MADRAS, OR -- St. Charles Health System is conducting full-scale active weapons threat drills. The first was earlier this month at the Prineville hospital. And, the next is scheduled for Monday evening at the Madras campus. People may notice more emergency vehicles than normal at the hospital, during the training.
Andrea Kidder is the Emergency Management Coordinator for the health system. She says the drills were created after talking with staff at all four Central Oregon hospitals. "I guess I phrase it as ‘what keeps you up at night?’ And, it’s been [an] overwhelming response that it is a potential shooting event or an active weapons threat, as we call it, in the hospital setting." She tells KBND News, "In order for our caregivers to, as I say, so they can sleep at night and be more prepared, we’re going to drill with our community partners and test our response. And then, also see how we would integrate with law enforcement and EMS, coming in to the hospital setting if, knock on wood – hopefully it won’t happen – but, potentially, we do have that active weapons threat situation."
The hospital has partnered with Jefferson County law enforcement agencies and EMS for Monday's operation. Kidder says they’ll run two scenarios. The first will take place inside the main hospital, and will allow staff to practice their "run, hide, fight" training, "Because, if you’re running during an exercise, or even during an active weapons threat, yes, you might have to leave some of your patients so you can save yourself. And return afterwards so you can take care of them." She says they're bringing in additional staff to make sure patient care isn't impacted.

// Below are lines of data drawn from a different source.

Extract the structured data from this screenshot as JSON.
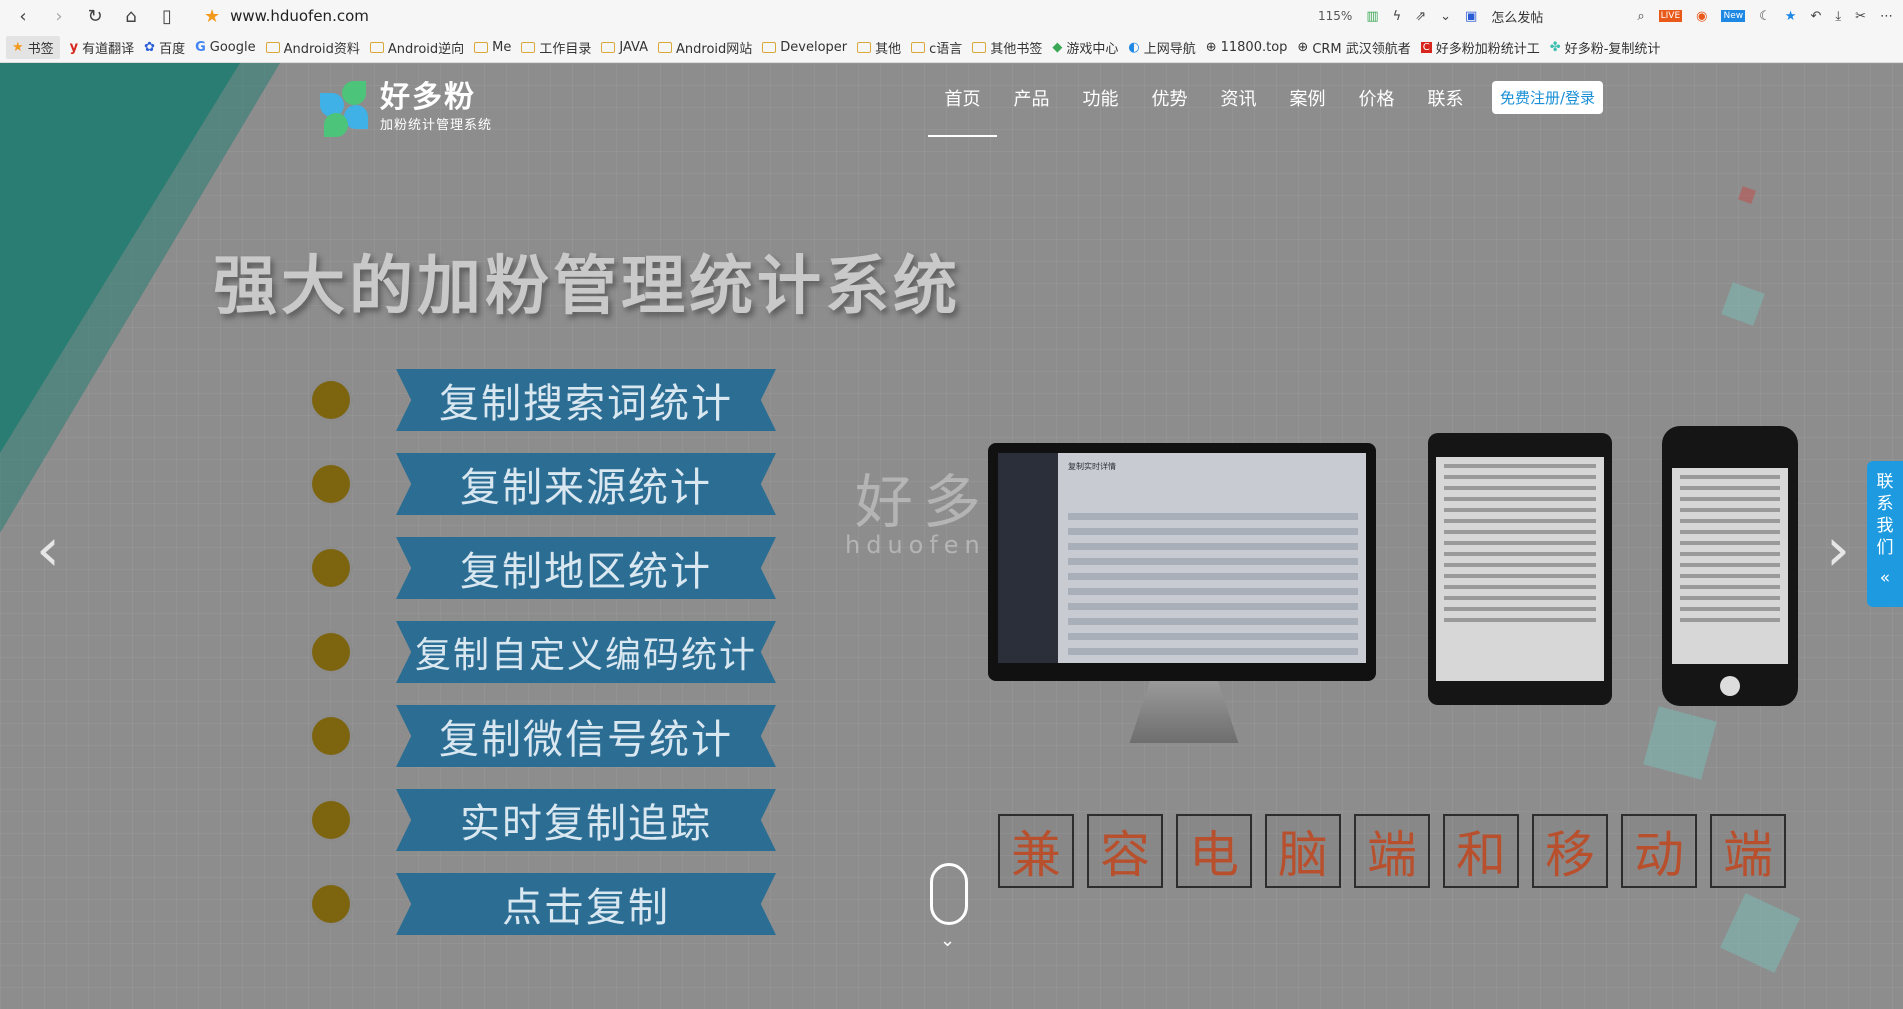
{
  "browser": {
    "url": "www.hduofen.com",
    "zoom": "115%",
    "search_hint": "怎么发帖",
    "bookmarks": [
      "书签",
      "有道翻译",
      "百度",
      "Google",
      "Android资料",
      "Android逆向",
      "Me",
      "工作目录",
      "JAVA",
      "Android网站",
      "Developer",
      "其他",
      "c语言",
      "其他书签",
      "游戏中心",
      "上网导航",
      "11800.top",
      "CRM 武汉领航者",
      "好多粉加粉统计工",
      "好多粉-复制统计"
    ]
  },
  "site": {
    "logo_title": "好多粉",
    "logo_subtitle": "加粉统计管理系统",
    "nav": [
      "首页",
      "产品",
      "功能",
      "优势",
      "资讯",
      "案例",
      "价格",
      "联系"
    ],
    "cta": "免费注册/登录",
    "headline": "强大的加粉管理统计系统",
    "features": [
      "复制搜索词统计",
      "复制来源统计",
      "复制地区统计",
      "复制自定义编码统计",
      "复制微信号统计",
      "实时复制追踪",
      "点击复制"
    ],
    "watermark_cn": "好多粉",
    "watermark_en": "hduofen.com",
    "compat_chars": [
      "兼",
      "容",
      "电",
      "脑",
      "端",
      "和",
      "移",
      "动",
      "端"
    ],
    "monitor_header": "复制实时详情",
    "contact_tab": [
      "联",
      "系",
      "我",
      "们"
    ]
  },
  "colors": {
    "ribbon": "#2c6d93",
    "accent_cta": "#1a8fd6",
    "teal": "#2a7d72",
    "compat_text": "#b8502e"
  }
}
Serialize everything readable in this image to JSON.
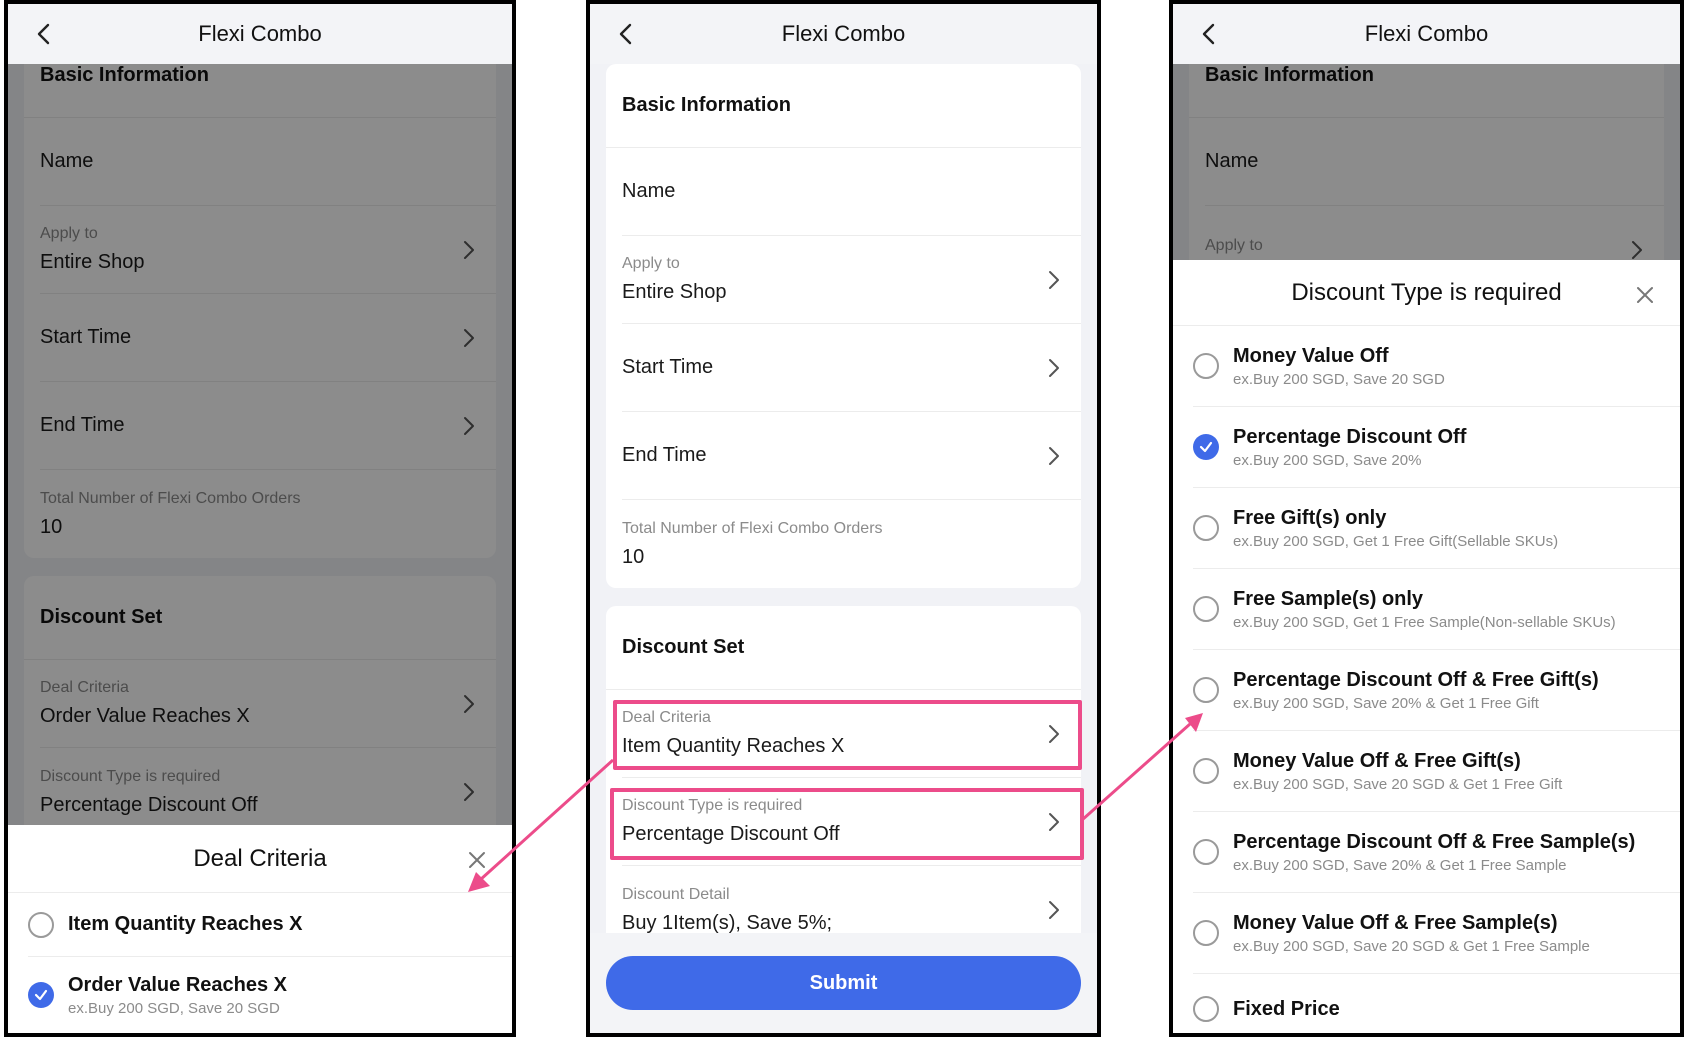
{
  "screen1": {
    "nav_title": "Flexi Combo",
    "basic_title": "Basic Information",
    "name_label": "Name",
    "apply_label": "Apply to",
    "apply_value": "Entire Shop",
    "start_label": "Start Time",
    "end_label": "End Time",
    "total_label": "Total Number of Flexi Combo Orders",
    "total_value": "10",
    "discount_title": "Discount Set",
    "deal_label": "Deal Criteria",
    "deal_value": "Order Value Reaches X",
    "type_label": "Discount Type is required",
    "type_value": "Percentage Discount Off",
    "sheet": {
      "title": "Deal Criteria",
      "options": [
        {
          "name": "Item Quantity Reaches X",
          "example": "",
          "selected": false
        },
        {
          "name": "Order Value Reaches X",
          "example": "ex.Buy 200 SGD, Save 20 SGD",
          "selected": true
        }
      ]
    }
  },
  "screen2": {
    "nav_title": "Flexi Combo",
    "basic_title": "Basic Information",
    "name_label": "Name",
    "apply_label": "Apply to",
    "apply_value": "Entire Shop",
    "start_label": "Start Time",
    "end_label": "End Time",
    "total_label": "Total Number of Flexi Combo Orders",
    "total_value": "10",
    "discount_title": "Discount Set",
    "deal_label": "Deal Criteria",
    "deal_value": "Item Quantity Reaches X",
    "type_label": "Discount Type is required",
    "type_value": "Percentage Discount Off",
    "detail_label": "Discount Detail",
    "detail_value": "Buy 1Item(s), Save 5%;",
    "submit_label": "Submit"
  },
  "screen3": {
    "nav_title": "Flexi Combo",
    "basic_title": "Basic Information",
    "name_label": "Name",
    "apply_label": "Apply to",
    "sheet": {
      "title": "Discount Type is required",
      "options": [
        {
          "name": "Money Value Off",
          "example": "ex.Buy 200 SGD, Save 20 SGD",
          "selected": false
        },
        {
          "name": "Percentage Discount Off",
          "example": "ex.Buy 200 SGD, Save 20%",
          "selected": true
        },
        {
          "name": "Free Gift(s) only",
          "example": "ex.Buy 200 SGD, Get 1 Free Gift(Sellable SKUs)",
          "selected": false
        },
        {
          "name": "Free Sample(s) only",
          "example": "ex.Buy 200 SGD, Get 1 Free Sample(Non-sellable SKUs)",
          "selected": false
        },
        {
          "name": "Percentage Discount Off & Free Gift(s)",
          "example": "ex.Buy 200 SGD, Save 20% & Get 1 Free Gift",
          "selected": false
        },
        {
          "name": "Money Value Off & Free Gift(s)",
          "example": "ex.Buy 200 SGD, Save 20 SGD & Get 1 Free Gift",
          "selected": false
        },
        {
          "name": "Percentage Discount Off & Free Sample(s)",
          "example": "ex.Buy 200 SGD, Save 20% & Get 1 Free Sample",
          "selected": false
        },
        {
          "name": "Money Value Off & Free Sample(s)",
          "example": "ex.Buy 200 SGD, Save 20 SGD & Get 1 Free Sample",
          "selected": false
        },
        {
          "name": "Fixed Price",
          "example": "",
          "selected": false
        }
      ]
    }
  },
  "colors": {
    "accent": "#3f6ae8",
    "highlight": "#ec4c8a",
    "overlay": "rgba(0,0,0,0.45)"
  }
}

The second drill takes place in the health clinic, which is closed in the evening. She says organizers learned from the Prineville training that scenarios needed to be as realistic as possible, for first responders. So, staff will be dressed up as victims and, "They will smell gunfire, they will see shell casings, they will see, unfortunately, blood on the wall; and those are indicators as to where to find the shooters."
Kidder says the Madras training is from 5:30 to 7 p.m. to have minimal impact on hospital operations, "And then, we will do Redmond, as well; and Bend will be last. We’ll do all four of these by the end of the year."